Beautiful, bold brows are all the rage in fashion beauty right now. It can take some work to get the perfect look for your brows, and oftentimes you’ll use a few products to help. You’ve probably heard how beneficial retinol can be for your skin in reducing the signs of aging and giving you a healthier, younger, and fresher look. But when it comes to our brows, we also love to wax. It’s important to trust that the products you use on your skin cause more good than harm. Let’s take a look at how retinol affects our skin.
What is retinol?
A weak version of retinoic acid (tretinoin, Retin-A), retinol is used to reduce fine lines and age spots through an exfoliation process. In this process, fresh skin replaces the upper dull skin cells. Retinol stimulates collagen growth, leaving you with a smoother, more youthful complexion. But sometimes the process can be harmful to your skin.
“Retinol skin care products exfoliate your skin,” says Cynthia Bailey, M.D., a board certified dermatologist. “This means that the outer protective dead skin cell layer of your skin is much thinner, which is what it means to ‘exfoliate.’ That layer protects the living skin cell layers below from a variety of environmental insults such as sun, wind, harsh products and wax.”
When you wax, both your hairs and a dead skin cell layer are attached to the wax and removed. If you’re using a retinol product that removes or reduces the dead skin cell layer, some of the living cell layer below is removed when bound to the wax. It can be painful and damaging to your skin.
What are the side effects associated with retinol?
Using a retinol product on your skin can cause redness, irritation, and dryness. Your skin is sensitive after the removal or reduction of the dead skin cell layer, and you should be cautious of performing any additional exfoliation procedures. This means, avoiding waxing your eyebrows and having chemical peels, microdermabrasion, and laser treatments.
“Topical retinoids can thin the outer layer of the skin and make the skin more sensitive to trauma, including waxing,” explained Director of Cosmetic and Clinical Research Joshua Zeichner, M.D., at Mount Sinai Medical Center in New York City.
What are the dangers?
You may feel a burning sensation after having your eyebrows or upper lip waxed. This discomfort often stems from a natural thinning of the skin caused by hormone changes during your monthly cycle and menopause. But if you’ve been using a retinol product on your skin, waxing can hurt a lot more. The skin cells become sensitive after applying a retinol or retinoid, which can cause deeper separation than normal during waxing. A good rule to follow is to avoid retinol products for at least two to five days before you do any waxing on the application area.
What should you do to prevent damaging your skin while maintaining your retinol and waxing needs?
Proceed with caution when waxing while using retinol products. Before visiting your waxing specialist or skincare aesthetician for a chemical peel, microdermabrasion, or laser treatment, stop using retinol or tretinoin products. Ask a skincare expert the recommended cessation period before undergoing the aforementioned procedures to ensure your skin will not be damaged or hurt.

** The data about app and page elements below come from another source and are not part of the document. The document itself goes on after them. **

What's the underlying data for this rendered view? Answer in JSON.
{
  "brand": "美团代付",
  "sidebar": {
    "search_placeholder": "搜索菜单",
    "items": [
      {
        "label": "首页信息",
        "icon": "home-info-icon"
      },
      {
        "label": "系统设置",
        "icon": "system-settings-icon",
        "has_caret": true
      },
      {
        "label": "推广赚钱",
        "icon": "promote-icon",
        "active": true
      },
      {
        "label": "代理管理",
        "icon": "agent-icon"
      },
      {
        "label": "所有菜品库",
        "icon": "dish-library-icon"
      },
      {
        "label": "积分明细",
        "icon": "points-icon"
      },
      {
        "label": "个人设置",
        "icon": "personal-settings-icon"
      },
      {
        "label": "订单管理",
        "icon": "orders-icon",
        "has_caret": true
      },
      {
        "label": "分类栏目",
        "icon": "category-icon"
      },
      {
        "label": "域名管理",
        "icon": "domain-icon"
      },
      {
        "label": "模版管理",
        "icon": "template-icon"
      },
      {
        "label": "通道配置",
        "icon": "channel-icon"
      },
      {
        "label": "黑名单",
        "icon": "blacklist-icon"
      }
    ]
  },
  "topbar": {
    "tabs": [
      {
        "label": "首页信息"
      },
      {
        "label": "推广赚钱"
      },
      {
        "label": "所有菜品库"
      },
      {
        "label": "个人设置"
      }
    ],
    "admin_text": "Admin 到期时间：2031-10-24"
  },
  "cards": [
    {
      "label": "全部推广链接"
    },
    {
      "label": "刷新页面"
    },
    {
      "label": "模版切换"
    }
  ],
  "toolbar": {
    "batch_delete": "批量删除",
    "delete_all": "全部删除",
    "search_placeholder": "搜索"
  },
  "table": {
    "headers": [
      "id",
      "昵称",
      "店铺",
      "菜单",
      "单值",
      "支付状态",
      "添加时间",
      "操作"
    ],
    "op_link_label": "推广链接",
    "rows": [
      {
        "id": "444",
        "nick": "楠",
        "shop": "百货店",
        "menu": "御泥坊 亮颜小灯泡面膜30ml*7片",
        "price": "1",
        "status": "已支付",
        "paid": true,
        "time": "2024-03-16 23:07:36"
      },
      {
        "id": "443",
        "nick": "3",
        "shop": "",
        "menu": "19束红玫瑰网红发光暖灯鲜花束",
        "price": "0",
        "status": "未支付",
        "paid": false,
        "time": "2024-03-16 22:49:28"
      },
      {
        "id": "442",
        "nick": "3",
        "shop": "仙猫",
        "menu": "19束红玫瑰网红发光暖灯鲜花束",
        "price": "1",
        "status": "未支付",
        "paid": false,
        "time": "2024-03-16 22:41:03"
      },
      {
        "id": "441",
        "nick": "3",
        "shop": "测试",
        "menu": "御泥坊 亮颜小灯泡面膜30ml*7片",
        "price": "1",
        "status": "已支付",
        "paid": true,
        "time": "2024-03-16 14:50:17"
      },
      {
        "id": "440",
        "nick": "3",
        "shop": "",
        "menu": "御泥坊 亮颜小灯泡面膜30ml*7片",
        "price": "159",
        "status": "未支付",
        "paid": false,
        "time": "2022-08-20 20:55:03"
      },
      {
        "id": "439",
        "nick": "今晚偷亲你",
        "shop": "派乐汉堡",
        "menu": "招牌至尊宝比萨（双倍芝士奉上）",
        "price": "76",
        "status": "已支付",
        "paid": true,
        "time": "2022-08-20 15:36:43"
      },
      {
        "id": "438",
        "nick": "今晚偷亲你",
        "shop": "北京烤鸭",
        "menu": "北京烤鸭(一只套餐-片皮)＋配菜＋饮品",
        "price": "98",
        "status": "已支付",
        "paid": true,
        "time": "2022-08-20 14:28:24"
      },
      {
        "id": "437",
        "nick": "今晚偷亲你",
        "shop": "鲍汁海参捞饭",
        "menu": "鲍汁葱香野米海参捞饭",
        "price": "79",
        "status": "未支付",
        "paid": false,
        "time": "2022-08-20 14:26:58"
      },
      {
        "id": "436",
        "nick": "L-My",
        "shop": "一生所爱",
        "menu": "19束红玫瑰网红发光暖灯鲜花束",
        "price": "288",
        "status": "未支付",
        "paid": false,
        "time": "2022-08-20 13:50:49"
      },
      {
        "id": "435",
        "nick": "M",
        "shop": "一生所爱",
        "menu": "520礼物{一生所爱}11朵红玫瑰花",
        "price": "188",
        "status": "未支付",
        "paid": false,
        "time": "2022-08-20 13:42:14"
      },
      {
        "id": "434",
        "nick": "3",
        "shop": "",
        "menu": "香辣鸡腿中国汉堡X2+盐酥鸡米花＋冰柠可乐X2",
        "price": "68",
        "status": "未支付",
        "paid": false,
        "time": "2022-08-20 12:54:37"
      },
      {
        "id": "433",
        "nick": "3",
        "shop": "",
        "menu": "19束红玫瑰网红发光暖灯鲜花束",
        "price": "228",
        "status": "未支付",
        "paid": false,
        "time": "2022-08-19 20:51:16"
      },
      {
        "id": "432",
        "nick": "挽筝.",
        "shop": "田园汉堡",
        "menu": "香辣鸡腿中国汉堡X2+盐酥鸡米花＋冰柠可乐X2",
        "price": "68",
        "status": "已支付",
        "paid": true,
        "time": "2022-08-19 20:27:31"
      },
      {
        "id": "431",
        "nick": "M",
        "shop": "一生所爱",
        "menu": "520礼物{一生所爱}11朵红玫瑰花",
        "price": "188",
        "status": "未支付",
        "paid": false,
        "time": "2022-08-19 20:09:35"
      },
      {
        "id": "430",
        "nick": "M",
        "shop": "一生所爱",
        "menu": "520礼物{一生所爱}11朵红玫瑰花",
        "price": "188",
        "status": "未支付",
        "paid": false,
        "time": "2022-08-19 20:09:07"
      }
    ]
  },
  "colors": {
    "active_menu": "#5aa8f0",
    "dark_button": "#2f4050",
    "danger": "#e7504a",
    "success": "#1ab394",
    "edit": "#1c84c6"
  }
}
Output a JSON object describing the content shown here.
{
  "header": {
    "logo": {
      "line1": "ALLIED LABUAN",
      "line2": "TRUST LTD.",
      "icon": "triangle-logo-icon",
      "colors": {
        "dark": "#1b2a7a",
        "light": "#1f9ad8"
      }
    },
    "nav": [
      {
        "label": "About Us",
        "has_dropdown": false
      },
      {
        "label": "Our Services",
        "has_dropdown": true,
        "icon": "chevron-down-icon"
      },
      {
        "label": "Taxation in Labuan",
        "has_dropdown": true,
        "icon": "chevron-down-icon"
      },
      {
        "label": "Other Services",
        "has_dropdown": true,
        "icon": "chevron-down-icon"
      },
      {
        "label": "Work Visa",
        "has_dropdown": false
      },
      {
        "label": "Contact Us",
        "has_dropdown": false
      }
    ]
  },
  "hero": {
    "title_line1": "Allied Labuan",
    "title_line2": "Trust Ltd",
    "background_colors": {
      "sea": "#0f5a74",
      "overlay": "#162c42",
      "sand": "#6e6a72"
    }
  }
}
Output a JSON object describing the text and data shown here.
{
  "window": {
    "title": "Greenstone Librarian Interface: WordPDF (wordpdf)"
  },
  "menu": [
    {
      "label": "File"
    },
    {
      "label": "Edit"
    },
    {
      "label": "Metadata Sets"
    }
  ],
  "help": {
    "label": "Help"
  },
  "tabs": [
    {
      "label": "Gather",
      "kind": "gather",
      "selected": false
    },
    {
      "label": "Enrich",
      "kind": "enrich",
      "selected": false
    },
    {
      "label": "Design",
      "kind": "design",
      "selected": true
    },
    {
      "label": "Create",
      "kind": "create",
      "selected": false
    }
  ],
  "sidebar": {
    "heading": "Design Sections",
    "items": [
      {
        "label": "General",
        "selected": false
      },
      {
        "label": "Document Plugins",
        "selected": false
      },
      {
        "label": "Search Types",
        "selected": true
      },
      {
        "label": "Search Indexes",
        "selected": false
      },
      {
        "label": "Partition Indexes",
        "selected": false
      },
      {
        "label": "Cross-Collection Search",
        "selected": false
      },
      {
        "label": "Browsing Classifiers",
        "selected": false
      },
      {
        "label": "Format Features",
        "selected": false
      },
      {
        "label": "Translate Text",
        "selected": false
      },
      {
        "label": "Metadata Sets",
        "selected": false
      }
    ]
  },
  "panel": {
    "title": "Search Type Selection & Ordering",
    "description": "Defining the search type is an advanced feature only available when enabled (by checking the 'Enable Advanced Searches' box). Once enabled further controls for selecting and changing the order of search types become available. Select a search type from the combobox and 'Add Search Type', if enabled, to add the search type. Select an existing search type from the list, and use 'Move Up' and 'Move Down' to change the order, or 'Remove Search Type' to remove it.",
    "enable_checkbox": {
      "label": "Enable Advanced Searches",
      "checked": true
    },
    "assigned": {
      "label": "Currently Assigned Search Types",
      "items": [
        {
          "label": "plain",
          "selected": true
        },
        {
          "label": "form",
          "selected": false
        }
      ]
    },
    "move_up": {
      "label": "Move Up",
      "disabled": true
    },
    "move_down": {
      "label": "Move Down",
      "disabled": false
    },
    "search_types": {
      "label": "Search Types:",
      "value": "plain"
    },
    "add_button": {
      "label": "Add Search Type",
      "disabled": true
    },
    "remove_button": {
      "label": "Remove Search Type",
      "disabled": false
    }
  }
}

Pro tip: Use your retinol products before bedtime and apply a light moisturizer prior to application to reduce the side effects.
Knowledge of the products you use in your skincare regimen is paramount to understanding if your skin will be damaged by any treatments to remove hair or reduce the signs of aging. Be sure to research the products you use and learn if you need to reduce your usage before undergoing any eyebrow waxing and skin rejuvenation treatments.
Read more about retinol products and waxing on SheKnows.com.
Looking for the perfect skincare regimen? Visit the Monarch Skin Rejuvenation Center Skin Store to discover the products we recommend to our patients. If you have questions about any products or skin rejuvenation treatments, request a consultation with one of our skincare experts.